The expected answer is the data below, retyped exactly.
Content starts
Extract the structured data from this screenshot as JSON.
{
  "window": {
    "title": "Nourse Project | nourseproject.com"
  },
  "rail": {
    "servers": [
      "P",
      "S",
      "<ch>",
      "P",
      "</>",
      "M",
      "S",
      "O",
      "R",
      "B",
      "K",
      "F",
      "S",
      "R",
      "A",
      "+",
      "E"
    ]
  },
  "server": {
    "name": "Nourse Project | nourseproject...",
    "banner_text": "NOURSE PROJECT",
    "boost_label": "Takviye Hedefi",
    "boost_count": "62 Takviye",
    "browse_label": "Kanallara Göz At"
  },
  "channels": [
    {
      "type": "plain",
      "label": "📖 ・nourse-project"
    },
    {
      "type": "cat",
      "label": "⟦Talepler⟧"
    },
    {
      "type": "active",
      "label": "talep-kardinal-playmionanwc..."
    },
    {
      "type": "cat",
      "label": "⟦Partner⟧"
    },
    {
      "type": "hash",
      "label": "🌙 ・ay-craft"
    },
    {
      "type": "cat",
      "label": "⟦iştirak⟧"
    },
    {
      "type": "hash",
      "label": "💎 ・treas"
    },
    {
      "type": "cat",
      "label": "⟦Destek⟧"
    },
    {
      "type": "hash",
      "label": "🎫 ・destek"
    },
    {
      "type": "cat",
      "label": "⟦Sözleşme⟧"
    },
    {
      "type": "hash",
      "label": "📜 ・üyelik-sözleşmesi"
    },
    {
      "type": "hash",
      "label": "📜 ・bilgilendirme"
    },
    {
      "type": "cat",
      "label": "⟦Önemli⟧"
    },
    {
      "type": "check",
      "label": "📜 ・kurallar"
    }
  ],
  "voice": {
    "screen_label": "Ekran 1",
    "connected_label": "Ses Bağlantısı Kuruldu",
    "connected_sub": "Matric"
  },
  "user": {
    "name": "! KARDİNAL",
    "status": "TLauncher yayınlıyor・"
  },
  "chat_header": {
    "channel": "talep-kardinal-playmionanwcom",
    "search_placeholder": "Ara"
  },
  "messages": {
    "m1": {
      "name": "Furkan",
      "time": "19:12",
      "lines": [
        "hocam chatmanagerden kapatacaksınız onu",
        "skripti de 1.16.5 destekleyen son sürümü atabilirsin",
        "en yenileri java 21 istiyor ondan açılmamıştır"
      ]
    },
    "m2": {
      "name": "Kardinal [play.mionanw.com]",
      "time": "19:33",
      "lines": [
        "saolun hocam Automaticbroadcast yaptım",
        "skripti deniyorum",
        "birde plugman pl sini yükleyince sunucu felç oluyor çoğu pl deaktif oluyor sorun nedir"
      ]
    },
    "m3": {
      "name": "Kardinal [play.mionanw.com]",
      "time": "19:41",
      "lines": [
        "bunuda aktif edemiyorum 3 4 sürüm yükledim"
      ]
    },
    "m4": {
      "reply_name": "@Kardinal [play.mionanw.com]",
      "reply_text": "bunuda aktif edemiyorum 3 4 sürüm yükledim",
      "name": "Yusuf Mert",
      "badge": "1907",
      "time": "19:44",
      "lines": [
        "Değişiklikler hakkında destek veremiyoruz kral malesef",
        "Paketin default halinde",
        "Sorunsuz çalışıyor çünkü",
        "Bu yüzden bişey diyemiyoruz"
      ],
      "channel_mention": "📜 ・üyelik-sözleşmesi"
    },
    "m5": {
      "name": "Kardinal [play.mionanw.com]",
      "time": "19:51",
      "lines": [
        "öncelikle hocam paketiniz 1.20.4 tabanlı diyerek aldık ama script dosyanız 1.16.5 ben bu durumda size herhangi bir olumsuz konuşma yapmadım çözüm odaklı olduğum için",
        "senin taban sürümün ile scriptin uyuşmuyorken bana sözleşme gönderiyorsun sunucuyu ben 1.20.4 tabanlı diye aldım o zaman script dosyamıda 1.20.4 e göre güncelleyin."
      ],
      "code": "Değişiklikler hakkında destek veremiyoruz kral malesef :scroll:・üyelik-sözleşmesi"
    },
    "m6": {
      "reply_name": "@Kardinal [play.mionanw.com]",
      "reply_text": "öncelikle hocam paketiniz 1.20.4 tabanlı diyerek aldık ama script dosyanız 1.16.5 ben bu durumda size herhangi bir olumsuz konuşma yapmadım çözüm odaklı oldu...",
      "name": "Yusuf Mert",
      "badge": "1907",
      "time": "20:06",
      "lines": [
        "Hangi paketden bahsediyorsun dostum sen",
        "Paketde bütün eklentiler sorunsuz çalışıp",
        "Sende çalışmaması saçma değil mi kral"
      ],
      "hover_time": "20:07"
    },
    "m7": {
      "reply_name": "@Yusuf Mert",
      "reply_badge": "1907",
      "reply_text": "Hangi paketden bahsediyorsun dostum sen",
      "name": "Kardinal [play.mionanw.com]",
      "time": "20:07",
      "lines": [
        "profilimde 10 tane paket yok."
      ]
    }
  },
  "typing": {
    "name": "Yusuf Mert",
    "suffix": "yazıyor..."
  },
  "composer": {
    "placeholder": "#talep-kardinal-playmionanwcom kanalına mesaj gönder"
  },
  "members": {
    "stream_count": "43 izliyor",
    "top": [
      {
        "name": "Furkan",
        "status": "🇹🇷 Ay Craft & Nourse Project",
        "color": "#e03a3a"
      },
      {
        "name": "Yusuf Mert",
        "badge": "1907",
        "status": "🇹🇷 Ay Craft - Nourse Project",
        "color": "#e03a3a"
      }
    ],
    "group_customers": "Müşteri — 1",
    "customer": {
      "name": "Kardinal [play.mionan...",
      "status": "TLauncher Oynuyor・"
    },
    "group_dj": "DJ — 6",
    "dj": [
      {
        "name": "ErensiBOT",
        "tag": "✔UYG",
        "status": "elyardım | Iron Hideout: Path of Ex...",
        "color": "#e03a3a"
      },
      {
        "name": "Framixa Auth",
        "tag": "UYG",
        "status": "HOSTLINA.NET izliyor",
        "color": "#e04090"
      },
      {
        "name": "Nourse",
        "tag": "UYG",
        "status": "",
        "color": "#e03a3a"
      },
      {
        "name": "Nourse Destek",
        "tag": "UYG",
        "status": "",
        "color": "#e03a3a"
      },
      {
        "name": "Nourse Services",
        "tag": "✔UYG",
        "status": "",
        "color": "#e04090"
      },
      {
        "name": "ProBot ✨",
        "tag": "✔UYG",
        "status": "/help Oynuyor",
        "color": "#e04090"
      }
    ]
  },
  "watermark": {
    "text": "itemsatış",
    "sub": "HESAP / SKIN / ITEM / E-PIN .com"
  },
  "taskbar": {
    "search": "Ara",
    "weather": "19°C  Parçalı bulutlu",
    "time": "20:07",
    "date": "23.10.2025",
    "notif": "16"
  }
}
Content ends
*SOLUTION TO THIS PROBLEM*
Extract the structured data from this screenshot as JSON.
{
  "window": {
    "title": "Nourse Project | nourseproject.com"
  },
  "rail": {
    "servers": [
      "P",
      "S",
      "<ch>",
      "P",
      "</>",
      "M",
      "S",
      "O",
      "R",
      "B",
      "K",
      "F",
      "S",
      "R",
      "A",
      "+",
      "E"
    ]
  },
  "server": {
    "name": "Nourse Project | nourseproject...",
    "banner_text": "NOURSE PROJECT",
    "boost_label": "Takviye Hedefi",
    "boost_count": "62 Takviye",
    "browse_label": "Kanallara Göz At"
  },
  "channels": [
    {
      "type": "plain",
      "label": "📖 ・nourse-project"
    },
    {
      "type": "cat",
      "label": "⟦Talepler⟧"
    },
    {
      "type": "active",
      "label": "talep-kardinal-playmionanwc..."
    },
    {
      "type": "cat",
      "label": "⟦Partner⟧"
    },
    {
      "type": "hash",
      "label": "🌙 ・ay-craft"
    },
    {
      "type": "cat",
      "label": "⟦iştirak⟧"
    },
    {
      "type": "hash",
      "label": "💎 ・treas"
    },
    {
      "type": "cat",
      "label": "⟦Destek⟧"
    },
    {
      "type": "hash",
      "label": "🎫 ・destek"
    },
    {
      "type": "cat",
      "label": "⟦Sözleşme⟧"
    },
    {
      "type": "hash",
      "label": "📜 ・üyelik-sözleşmesi"
    },
    {
      "type": "hash",
      "label": "📜 ・bilgilendirme"
    },
    {
      "type": "cat",
      "label": "⟦Önemli⟧"
    },
    {
      "type": "check",
      "label": "📜 ・kurallar"
    }
  ],
  "voice": {
    "screen_label": "Ekran 1",
    "connected_label": "Ses Bağlantısı Kuruldu",
    "connected_sub": "Matric"
  },
  "user": {
    "name": "! KARDİNAL",
    "status": "TLauncher yayınlıyor・"
  },
  "chat_header": {
    "channel": "talep-kardinal-playmionanwcom",
    "search_placeholder": "Ara"
  },
  "messages": {
    "m1": {
      "name": "Furkan",
      "time": "19:12",
      "lines": [
        "hocam chatmanagerden kapatacaksınız onu",
        "skripti de 1.16.5 destekleyen son sürümü atabilirsin",
        "en yenileri java 21 istiyor ondan açılmamıştır"
      ]
    },
    "m2": {
      "name": "Kardinal [play.mionanw.com]",
      "time": "19:33",
      "lines": [
        "saolun hocam Automaticbroadcast yaptım",
        "skripti deniyorum",
        "birde plugman pl sini yükleyince sunucu felç oluyor çoğu pl deaktif oluyor sorun nedir"
      ]
    },
    "m3": {
      "name": "Kardinal [play.mionanw.com]",
      "time": "19:41",
      "lines": [
        "bunuda aktif edemiyorum 3 4 sürüm yükledim"
      ]
    },
    "m4": {
      "reply_name": "@Kardinal [play.mionanw.com]",
      "reply_text": "bunuda aktif edemiyorum 3 4 sürüm yükledim",
      "name": "Yusuf Mert",
      "badge": "1907",
      "time": "19:44",
      "lines": [
        "Değişiklikler hakkında destek veremiyoruz kral malesef",
        "Paketin default halinde",
        "Sorunsuz çalışıyor çünkü",
        "Bu yüzden bişey diyemiyoruz"
      ],
      "channel_mention": "📜 ・üyelik-sözleşmesi"
    },
    "m5": {
      "name": "Kardinal [play.mionanw.com]",
      "time": "19:51",
      "lines": [
        "öncelikle hocam paketiniz 1.20.4 tabanlı diyerek aldık ama script dosyanız 1.16.5 ben bu durumda size herhangi bir olumsuz konuşma yapmadım çözüm odaklı olduğum için",
        "senin taban sürümün ile scriptin uyuşmuyorken bana sözleşme gönderiyorsun sunucuyu ben 1.20.4 tabanlı diye aldım o zaman script dosyamıda 1.20.4 e göre güncelleyin."
      ],
      "code": "Değişiklikler hakkında destek veremiyoruz kral malesef :scroll:・üyelik-sözleşmesi"
    },
    "m6": {
      "reply_name": "@Kardinal [play.mionanw.com]",
      "reply_text": "öncelikle hocam paketiniz 1.20.4 tabanlı diyerek aldık ama script dosyanız 1.16.5 ben bu durumda size herhangi bir olumsuz konuşma yapmadım çözüm odaklı oldu...",
      "name": "Yusuf Mert",
      "badge": "1907",
      "time": "20:06",
      "lines": [
        "Hangi paketden bahsediyorsun dostum sen",
        "Paketde bütün eklentiler sorunsuz çalışıp",
        "Sende çalışmaması saçma değil mi kral"
      ],
      "hover_time": "20:07"
    },
    "m7": {
      "reply_name": "@Yusuf Mert",
      "reply_badge": "1907",
      "reply_text": "Hangi paketden bahsediyorsun dostum sen",
      "name": "Kardinal [play.mionanw.com]",
      "time": "20:07",
      "lines": [
        "profilimde 10 tane paket yok."
      ]
    }
  },
  "typing": {
    "name": "Yusuf Mert",
    "suffix": "yazıyor..."
  },
  "composer": {
    "placeholder": "#talep-kardinal-playmionanwcom kanalına mesaj gönder"
  },
  "members": {
    "stream_count": "43 izliyor",
    "top": [
      {
        "name": "Furkan",
        "status": "🇹🇷 Ay Craft & Nourse Project",
        "color": "#e03a3a"
      },
      {
        "name": "Yusuf Mert",
        "badge": "1907",
        "status": "🇹🇷 Ay Craft - Nourse Project",
        "color": "#e03a3a"
      }
    ],
    "group_customers": "Müşteri — 1",
    "customer": {
      "name": "Kardinal [play.mionan...",
      "status": "TLauncher Oynuyor・"
    },
    "group_dj": "DJ — 6",
    "dj": [
      {
        "name": "ErensiBOT",
        "tag": "✔UYG",
        "status": "elyardım | Iron Hideout: Path of Ex...",
        "color": "#e03a3a"
      },
      {
        "name": "Framixa Auth",
        "tag": "UYG",
        "status": "HOSTLINA.NET izliyor",
        "color": "#e04090"
      },
      {
        "name": "Nourse",
        "tag": "UYG",
        "status": "",
        "color": "#e03a3a"
      },
      {
        "name": "Nourse Destek",
        "tag": "UYG",
        "status": "",
        "color": "#e03a3a"
      },
      {
        "name": "Nourse Services",
        "tag": "✔UYG",
        "status": "",
        "color": "#e04090"
      },
      {
        "name": "ProBot ✨",
        "tag": "✔UYG",
        "status": "/help Oynuyor",
        "color": "#e04090"
      }
    ]
  },
  "watermark": {
    "text": "itemsatış",
    "sub": "HESAP / SKIN / ITEM / E-PIN .com"
  },
  "taskbar": {
    "search": "Ara",
    "weather": "19°C  Parçalı bulutlu",
    "time": "20:07",
    "date": "23.10.2025",
    "notif": "16"
  }
}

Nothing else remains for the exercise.